When was the last time you checked email, Facebook, or Twitter? (Are you checking those feeds right now, while you’ve got a tab open for this blog post?)
Does your time on the internet distract you from your priority projects and tasks? If so, you’re not alone. Almost everyone I talk to about productivity complains about losing time online because it’s so easy to find yourself following a trail of links you didn’t deliberately set out to read.
In fact, most apps and online sites are intentiona…
An uncomfortable truth about the modern workplace is that many people are buried under a seemingly-endless flow of email. Reading it, responding to it, and managing it can take a lot of time unless you have a good system in place. Today I just want to focus on the question of when you should respond to email.
Reply to email on your own schedule, not whenever your software notifies you a new item has arrived. The most important way to gain some control over the firehose of email is to set aside …
As Jason pointed out recently, many of us are suffering from sleep debt — and that’s not only the amount of sleep we know we’re missing, but the additional amount of sleep we would need to move past our usual level of accustomed tiredness to something closer to optimal function:
By this point in the semester, many faculty and students are, if this research is correct, operating at cognitive deficits similar to pulling all-nighters for two days.

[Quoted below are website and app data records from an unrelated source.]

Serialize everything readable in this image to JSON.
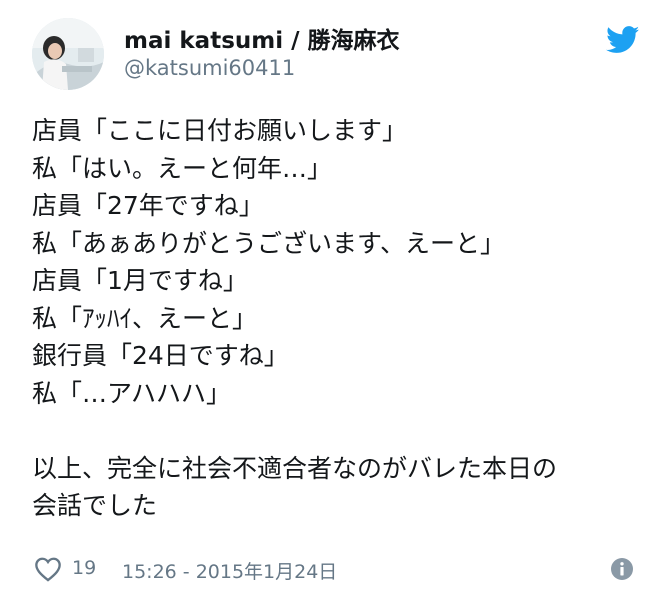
{
  "user": {
    "display_name": "mai katsumi / 勝海麻衣",
    "handle": "@katsumi60411",
    "avatar_icon": "profile-photo"
  },
  "brand": {
    "icon": "twitter-bird-icon",
    "color": "#1da1f2"
  },
  "tweet": {
    "lines": [
      "店員「ここに日付お願いします」",
      "私「はい。えーと何年…」",
      "店員「27年ですね」",
      "私「あぁありがとうございます、えーと」",
      "店員「1月ですね」",
      "私「ｱｯﾊｲ、えーと」",
      "銀行員「24日ですね」",
      "私「…アハハハ」",
      "",
      "以上、完全に社会不適合者なのがバレた本日の",
      "会話でした"
    ]
  },
  "footer": {
    "like_icon": "heart-icon",
    "like_count": "19",
    "timestamp": "15:26 - 2015年1月24日",
    "info_icon": "info-icon"
  }
}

One reason we’re staying up at night? Our beloved …
offers a directory of coaches specializing in everything from ADD to leadership to spiritual development. In the corporate world, coaches are frequently employed within organizations as well as hired as outside consultants. Although coaching is less well integrated within academic institutions, a growing number of coaches specialize in worki…
In Three Steps for Creating a New Habit, I outlined three key elements that can help you be successful in creating a new, positive habit, whether that’s related to writing, exercise, or rest and renewal. These three steps are:

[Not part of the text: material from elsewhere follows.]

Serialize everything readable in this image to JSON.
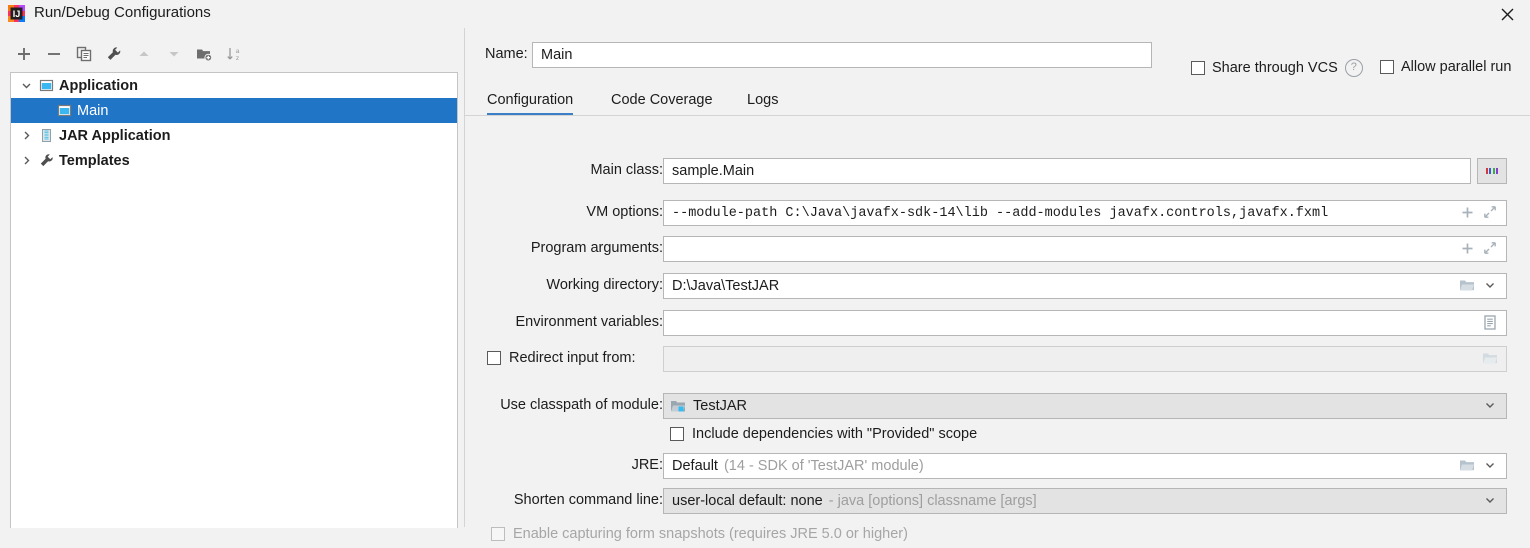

Connecting with the deeper value or “why” behind your desire for the new habit
Defining specific, measurable, and realistic targets for your new behavior

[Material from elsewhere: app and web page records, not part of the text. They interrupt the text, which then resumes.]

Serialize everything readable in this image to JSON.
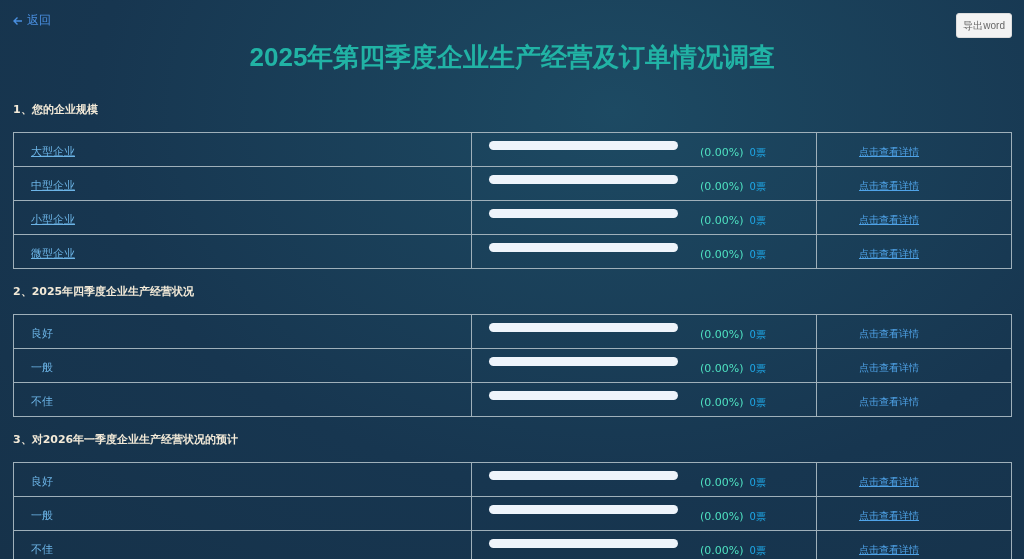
{
  "back_link": "返回",
  "export_button": "导出word",
  "title": "2025年第四季度企业生产经营及订单情况调查",
  "questions": [
    {
      "heading": "1、您的企业规模",
      "options": [
        {
          "label": "大型企业",
          "label_underlined": true,
          "level": 0,
          "percent": "(0.00%)",
          "votes": "0票",
          "detail": "点击查看详情",
          "detail_underlined": true
        },
        {
          "label": "中型企业",
          "label_underlined": true,
          "level": 0,
          "percent": "(0.00%)",
          "votes": "0票",
          "detail": "点击查看详情",
          "detail_underlined": true
        },
        {
          "label": "小型企业",
          "label_underlined": true,
          "level": 0,
          "percent": "(0.00%)",
          "votes": "0票",
          "detail": "点击查看详情",
          "detail_underlined": true
        },
        {
          "label": "微型企业",
          "label_underlined": true,
          "level": 0,
          "percent": "(0.00%)",
          "votes": "0票",
          "detail": "点击查看详情",
          "detail_underlined": true
        }
      ]
    },
    {
      "heading": "2、2025年四季度企业生产经营状况",
      "options": [
        {
          "label": "良好",
          "label_underlined": false,
          "level": 0,
          "percent": "(0.00%)",
          "votes": "0票",
          "detail": "点击查看详情",
          "detail_underlined": false
        },
        {
          "label": "一般",
          "label_underlined": false,
          "level": 0,
          "percent": "(0.00%)",
          "votes": "0票",
          "detail": "点击查看详情",
          "detail_underlined": false
        },
        {
          "label": "不佳",
          "label_underlined": false,
          "level": 0,
          "percent": "(0.00%)",
          "votes": "0票",
          "detail": "点击查看详情",
          "detail_underlined": false
        }
      ]
    },
    {
      "heading": "3、对2026年一季度企业生产经营状况的预计",
      "options": [
        {
          "label": "良好",
          "label_underlined": false,
          "level": 0,
          "percent": "(0.00%)",
          "votes": "0票",
          "detail": "点击查看详情",
          "detail_underlined": true
        },
        {
          "label": "一般",
          "label_underlined": false,
          "level": 0,
          "percent": "(0.00%)",
          "votes": "0票",
          "detail": "点击查看详情",
          "detail_underlined": true
        },
        {
          "label": "不佳",
          "label_underlined": false,
          "level": 0,
          "percent": "(0.00%)",
          "votes": "0票",
          "detail": "点击查看详情",
          "detail_underlined": true
        }
      ]
    }
  ]
}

Tracking your actions, so you know what helps you be successful and what gets in your way.
We’re seven weeks into the new year, and the January crowds at your gym or yoga class are probably starting to thin out now. Many people’s New Year’s goals have been set aside, maybe due to unrealistic expectations, or to the variety of unexpected obstacles (snow days, sickness, etc) that can get in the way of new habits.
But you don’t need to wait until next January to try to create a positive new habit — and in fact, research has shown that successfully creating a new habit helps you then mak…
One of my favorite things about the rhythms of academic life is that we get to start fresh several times a year. A new semester brings new students, new courses, new research opportunities, and the chance to try doing something a bit differently.
The end of the semester is a natural time for reflection and planning, and with the calendar year drawing to a close, you may feel added impetus to review the past four, six, or twelve months. Review and reflection about what actually happened over that time is an important step to take before jumping in to setting goals or resolutions for the new year or new semester.
Here are a few questions that can help with end of the semester or end of the year review. Set aside a block of time where you …
Setting clear priorities for how you’re going to use your time and energy can often be a challenge. For academics, figuring out how to arrange the competing demands of research, teaching, and service is but one part of the larger challenge of creating a work-life balance that serves you well. And many professionals today are struggling to keep focused on important projects amidst a flood of incoming emails and meeting requests.
Amy Cavender is a member of the Congregation of the Sisters of the Holy Cross, and Associate Professor of Political Science and interim Director of the Center for Academic Innovation at Saint Mary's College, Notre Dame, Indiana.